The casual video-market observer can be forgiven for thinking that the latest version of an MPEG video compression standard, HEVC, exists only to enable the fledgling Ultra HD market.
As companies like Qualcomm, Apple and Samsung well know, the latest MPEG/ITU video compression standard will serve a much larger and less glamorous purpose than delivering 4,000 lines of eye-popping video resolution to high-end big-screen TVs. Think of HEVC more as the Plain Old Compression (POC) workhorse for badly clogged networks groaning under the pressure of consumers’ seemingly insatiable appetite for video delivered via the internet. The expansion of video programming consumption to mobile devices has content and service providers scrambling to find virtual and/or actual increased bandwidth to accommodate a pent-up demand for high-quality, error-free network-delivered video. More efficient compression isn’t the only part of the equation but it’s a critical one. This pent-up demand doesn’t require an ultra-high video resolution; it just requires steady and constant delivery of plain old HD or SD video.

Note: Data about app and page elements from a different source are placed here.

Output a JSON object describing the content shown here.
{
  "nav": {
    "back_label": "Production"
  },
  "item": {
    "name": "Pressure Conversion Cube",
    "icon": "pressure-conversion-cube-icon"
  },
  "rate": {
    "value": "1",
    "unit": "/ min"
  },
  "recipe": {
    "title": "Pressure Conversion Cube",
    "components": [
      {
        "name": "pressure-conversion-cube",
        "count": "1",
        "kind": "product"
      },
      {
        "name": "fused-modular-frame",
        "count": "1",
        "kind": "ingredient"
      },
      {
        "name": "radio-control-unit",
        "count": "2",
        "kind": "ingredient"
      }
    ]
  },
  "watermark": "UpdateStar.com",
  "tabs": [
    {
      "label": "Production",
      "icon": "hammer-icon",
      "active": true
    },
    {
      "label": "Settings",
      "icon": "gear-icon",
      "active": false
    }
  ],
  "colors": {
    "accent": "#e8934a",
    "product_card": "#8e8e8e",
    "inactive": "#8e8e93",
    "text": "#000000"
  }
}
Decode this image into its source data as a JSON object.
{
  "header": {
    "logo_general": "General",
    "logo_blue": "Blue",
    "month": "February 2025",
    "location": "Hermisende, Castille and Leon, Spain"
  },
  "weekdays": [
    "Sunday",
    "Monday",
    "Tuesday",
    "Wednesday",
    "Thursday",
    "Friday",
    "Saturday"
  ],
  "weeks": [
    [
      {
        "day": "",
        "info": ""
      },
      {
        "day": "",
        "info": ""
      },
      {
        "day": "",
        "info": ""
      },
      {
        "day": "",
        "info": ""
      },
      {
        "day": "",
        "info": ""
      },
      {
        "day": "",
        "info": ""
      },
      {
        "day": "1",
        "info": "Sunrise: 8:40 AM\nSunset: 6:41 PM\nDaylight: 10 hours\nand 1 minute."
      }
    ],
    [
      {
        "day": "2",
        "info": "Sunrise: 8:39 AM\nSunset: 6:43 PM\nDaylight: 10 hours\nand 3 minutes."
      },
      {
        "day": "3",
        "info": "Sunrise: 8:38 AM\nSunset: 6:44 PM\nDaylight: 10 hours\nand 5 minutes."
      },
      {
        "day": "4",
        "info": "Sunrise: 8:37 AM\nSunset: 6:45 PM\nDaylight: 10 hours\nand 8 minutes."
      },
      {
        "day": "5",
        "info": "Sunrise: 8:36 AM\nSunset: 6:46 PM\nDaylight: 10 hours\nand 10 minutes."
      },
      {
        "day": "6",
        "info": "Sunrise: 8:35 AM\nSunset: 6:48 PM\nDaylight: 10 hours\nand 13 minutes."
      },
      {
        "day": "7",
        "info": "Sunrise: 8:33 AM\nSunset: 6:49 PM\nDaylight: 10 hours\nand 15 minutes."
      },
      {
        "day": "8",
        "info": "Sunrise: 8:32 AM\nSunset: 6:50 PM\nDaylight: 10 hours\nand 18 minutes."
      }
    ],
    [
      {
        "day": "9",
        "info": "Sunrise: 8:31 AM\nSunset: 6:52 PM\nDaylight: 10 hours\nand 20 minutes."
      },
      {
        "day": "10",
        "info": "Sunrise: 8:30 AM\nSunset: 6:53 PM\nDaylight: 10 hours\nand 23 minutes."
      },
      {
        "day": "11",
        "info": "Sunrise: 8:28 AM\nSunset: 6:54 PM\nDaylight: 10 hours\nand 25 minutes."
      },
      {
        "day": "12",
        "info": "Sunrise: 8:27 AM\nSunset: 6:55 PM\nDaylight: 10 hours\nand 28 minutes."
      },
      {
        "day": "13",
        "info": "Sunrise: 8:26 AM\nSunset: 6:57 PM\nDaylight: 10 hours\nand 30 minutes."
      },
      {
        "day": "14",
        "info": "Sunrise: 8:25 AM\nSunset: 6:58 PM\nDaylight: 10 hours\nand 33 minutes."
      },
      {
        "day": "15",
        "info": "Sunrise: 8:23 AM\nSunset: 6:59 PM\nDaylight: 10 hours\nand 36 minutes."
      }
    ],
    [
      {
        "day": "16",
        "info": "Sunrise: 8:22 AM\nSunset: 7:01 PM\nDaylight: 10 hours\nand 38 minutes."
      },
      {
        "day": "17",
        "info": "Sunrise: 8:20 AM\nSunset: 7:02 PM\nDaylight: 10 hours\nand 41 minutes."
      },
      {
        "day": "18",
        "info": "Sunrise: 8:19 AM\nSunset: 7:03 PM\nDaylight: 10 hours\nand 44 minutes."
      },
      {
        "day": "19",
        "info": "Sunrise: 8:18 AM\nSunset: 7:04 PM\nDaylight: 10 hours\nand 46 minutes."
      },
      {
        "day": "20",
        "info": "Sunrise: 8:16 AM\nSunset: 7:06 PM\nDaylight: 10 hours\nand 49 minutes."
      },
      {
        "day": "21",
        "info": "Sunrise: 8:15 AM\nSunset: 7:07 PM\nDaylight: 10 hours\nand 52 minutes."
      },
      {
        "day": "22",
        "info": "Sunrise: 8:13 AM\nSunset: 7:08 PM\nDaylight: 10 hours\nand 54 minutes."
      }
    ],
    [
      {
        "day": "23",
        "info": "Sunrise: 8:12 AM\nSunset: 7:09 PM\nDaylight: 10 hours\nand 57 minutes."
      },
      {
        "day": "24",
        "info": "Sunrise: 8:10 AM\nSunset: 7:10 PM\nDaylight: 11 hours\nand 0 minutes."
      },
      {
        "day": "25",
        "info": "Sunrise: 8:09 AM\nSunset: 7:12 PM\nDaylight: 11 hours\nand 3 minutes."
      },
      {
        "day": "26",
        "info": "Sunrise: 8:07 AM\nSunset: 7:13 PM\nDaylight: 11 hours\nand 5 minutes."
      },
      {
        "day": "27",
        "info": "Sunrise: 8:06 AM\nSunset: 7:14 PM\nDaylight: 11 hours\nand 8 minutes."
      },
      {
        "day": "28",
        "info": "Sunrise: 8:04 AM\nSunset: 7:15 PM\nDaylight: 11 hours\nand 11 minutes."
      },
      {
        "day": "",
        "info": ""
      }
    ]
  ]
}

Samsung and Apple have already shipped tens of millions of smartphones that are HEVC compatible (Galaxy S4 and iPhone 6 and 6 Plus). Whereas the SoCs (that support HEVC) required to deliver the UHD experience can add as much as $20 to a bill of materials, a POC application adds somewhere in the neighborhood of $5. For wireless service providers who believe that improved transmission standards, more spectrum, and more efficient compression creates a better video-viewing experience (than wi-fi delivery), specifying baseline HEVC is an easy call. More so because some service providers believe there’s additional revenue to be had by charging extra for that better experience.
And with HEVC support baked into the Android L (or Lollipop) standard, DTC looks for HEVC support from all major mobile phone suppliers in 2015. In its HEVC product forecast, DTC estimates that more than 300 million HEVC-capable mobile phones will ship in 2015 growing to more than 1.5 billion in 2018. In comparison, DTC estimates that there will be about 9 million HEVC TVs shipped in 2015.
You won’t see much about HEVC being used for POC for on-line delivered content. There’s plenty of promotion for 4K UHD content available from the likes of Netflix and Amazon Prime, and you could also be excused for concluding there must be lots of consumers viewing HEVC-encoded UHD programs online. The number of programs is currently limited and only Netflix subscribers who have select brands and models of new 4K UHD TVs have access to the programs. But, it’s even more restricted than that because unless you have a connection speed of at least 15 Mbps, it’s a tossup as to whether or not your connection will be good enough for an “acceptable” viewing experience. Over time these conditions will change but it won’t happen overnight.
DTC projects that many more video playback devices will soon be made with chips that accommodate HD or SD programs encoded with the more efficient compression. This probably won’t get much attention, but the plain, steady and constant rarely do.